We really need this book. We need this because he’s addressing an ongoing problem. We will face the same issue that Jude addresses. We need to be able to recognize false teaching, and to know how to respond. Today he’s reminded us how we are to respond to false teaching. Don’t be surprised. Secure your own position by keeping yourselves in God’s love. And then reach out to those who are going astray. This, Jude says, is how we’re to respond when we encounter false teaching.
Let me remind you why this is so important. We can’t afford the luxury of fake seatbelts. Remember: when tested, what’s fake won’t save you. We need what’s real. We need the real gospel, but we also need to know what to do when we encounter what’s false.
What I love about Jude is that he finishes by tethering us to God. At the end of the book he reminds us that, although we have a role to play, our hope is not in our ability to hold on to God, but in God’s ability to hold on to us. At the end Jude reminds us that although we have every reason to doubt ourselves, we have no reason to doubt the one in whose love we are kept. So Jude closes with a benediction that tells us that God accomplishes for us, and what we offer him in response.
First, what God accomplishes for us: “Now to him who is able to keep you from stumbling and to present you blameless before the presence of his glory with great joy…” Then, what we offer to God in response: “…be glory, majesty, dominion, and authority, before all time and now and forever. Amen.” Here we have, in the middle of the danger that we too could stumble, the assurance that God is able to keep us from stumbling. We have assurance that God is guarding us. As Paul said: “And I am sure of this, that he who began a good work in you will bring it to completion at the day of Jesus Christ” (Philippians 1:6).

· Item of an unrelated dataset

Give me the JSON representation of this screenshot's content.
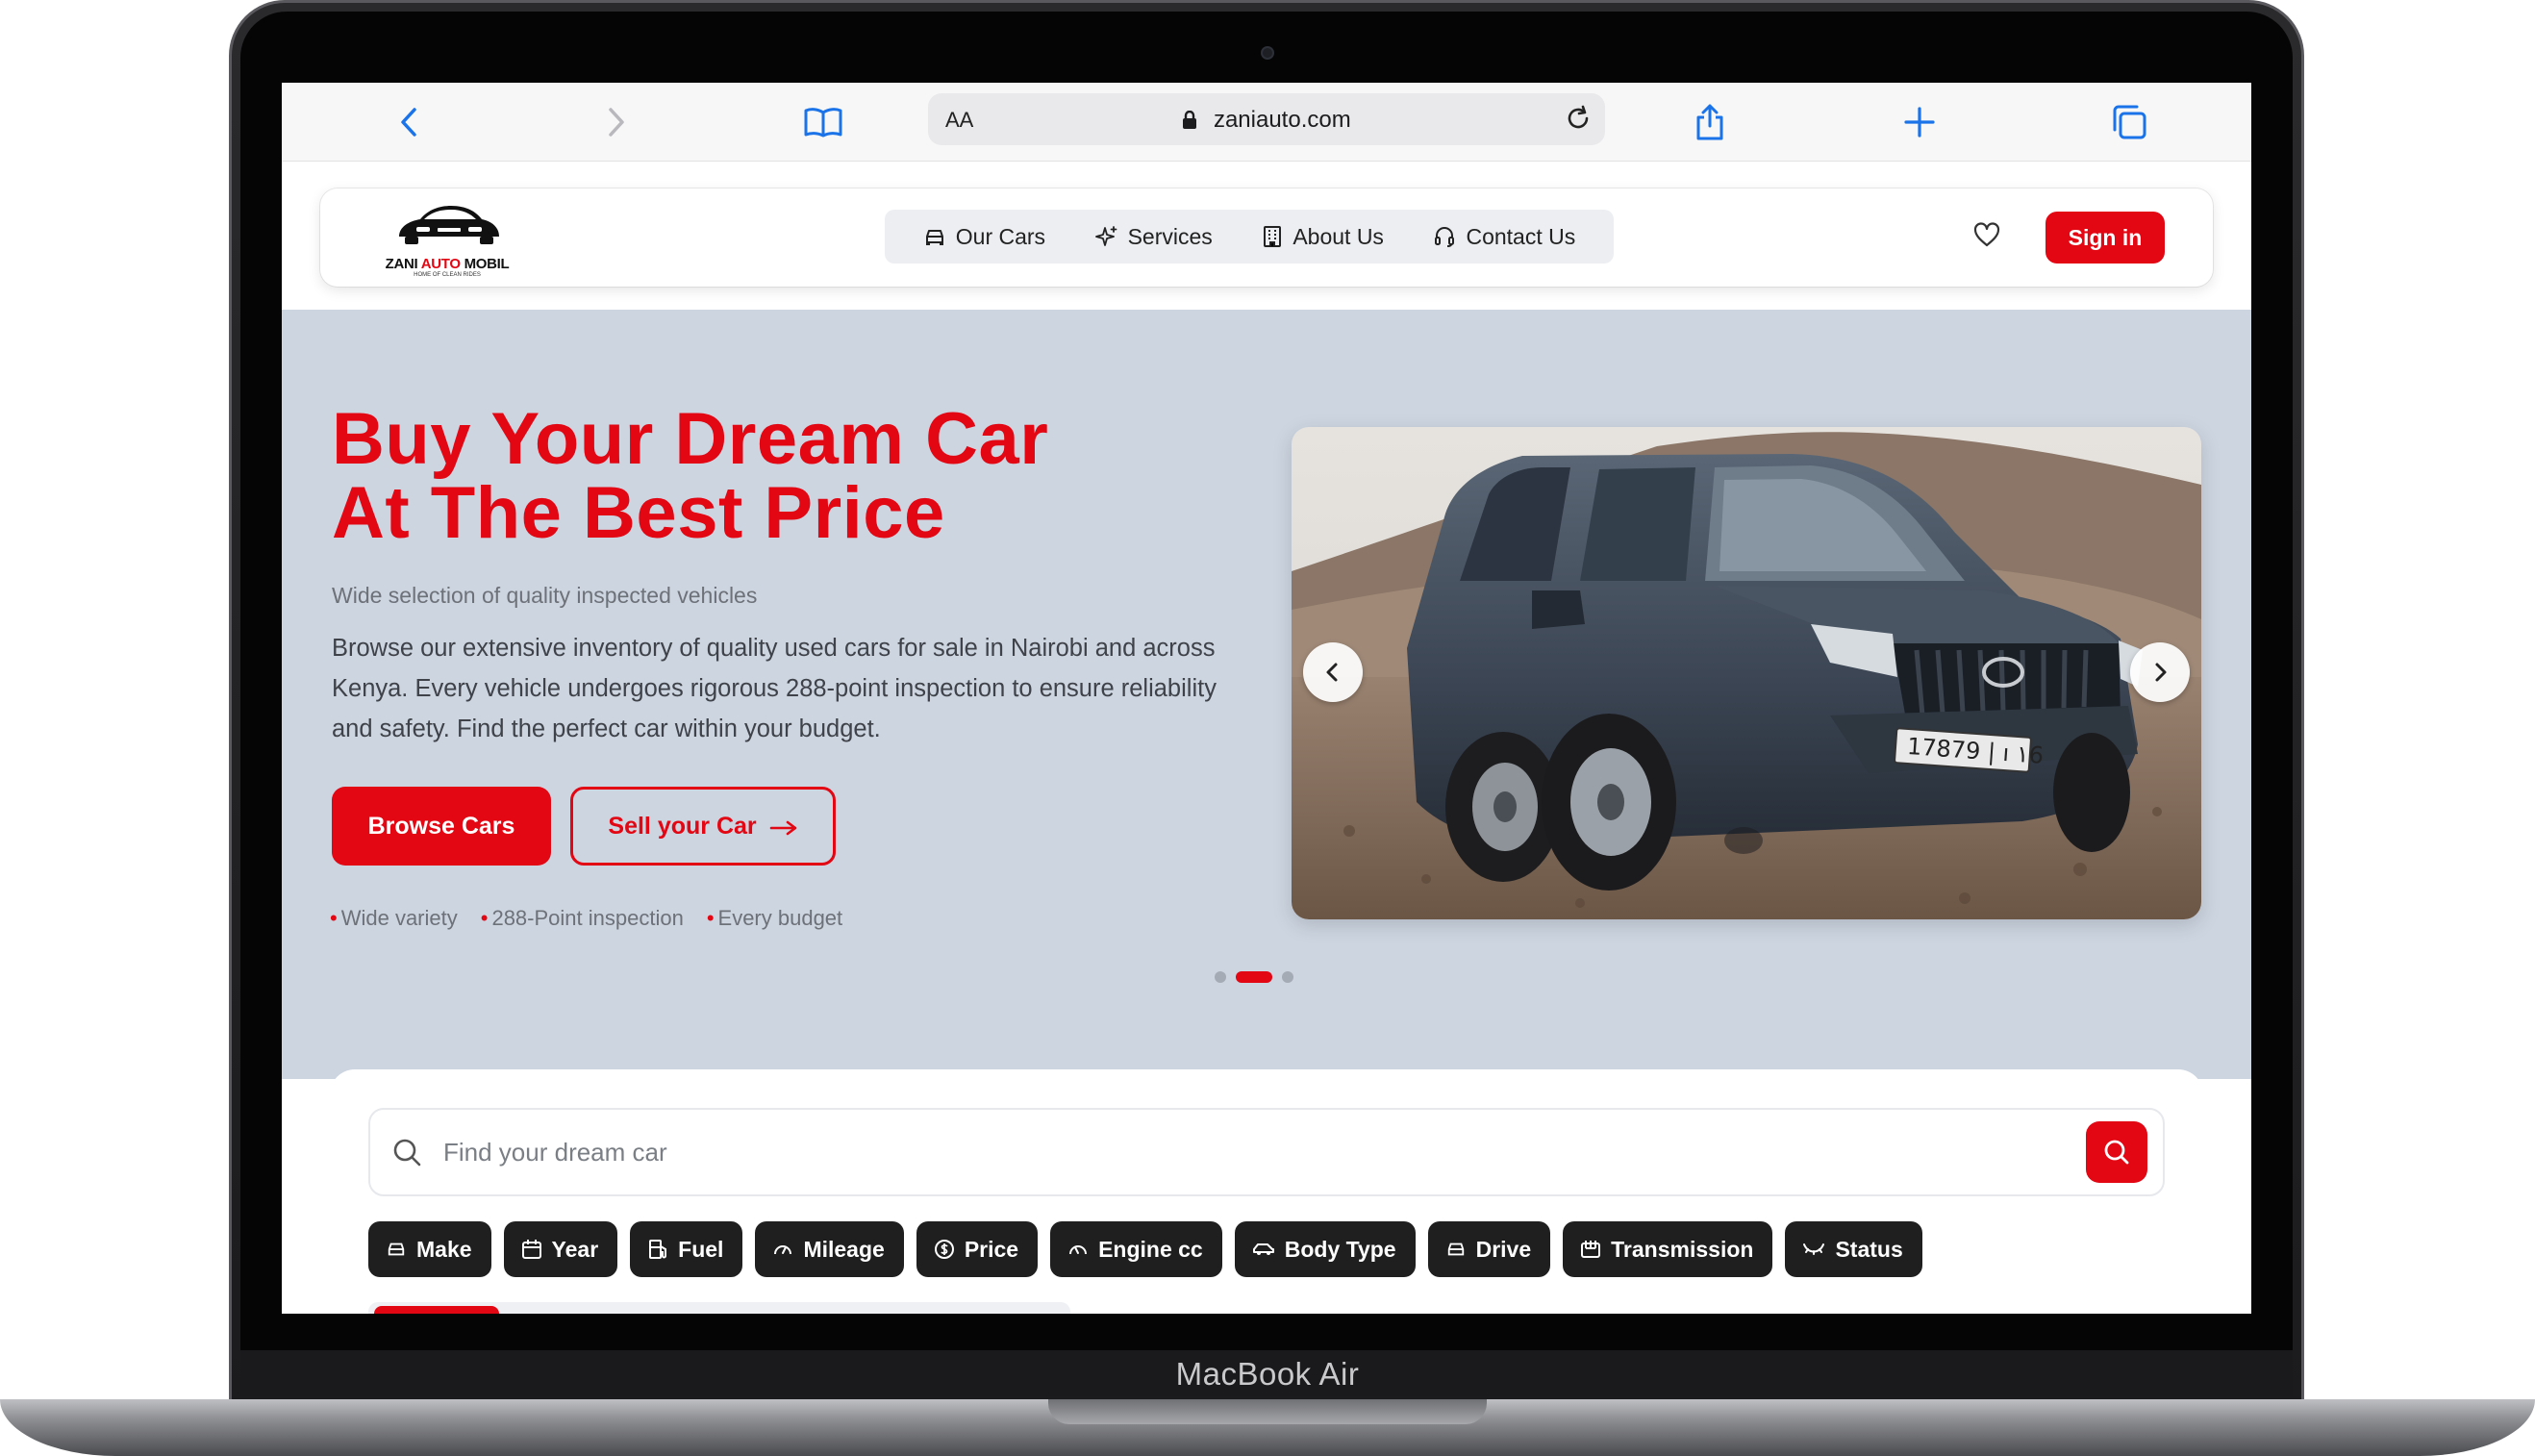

We face a danger, and the danger is real. When tested, what’s fake won’t save you. But there is someone who’s real, and when he grabs on to you you’re safe forever.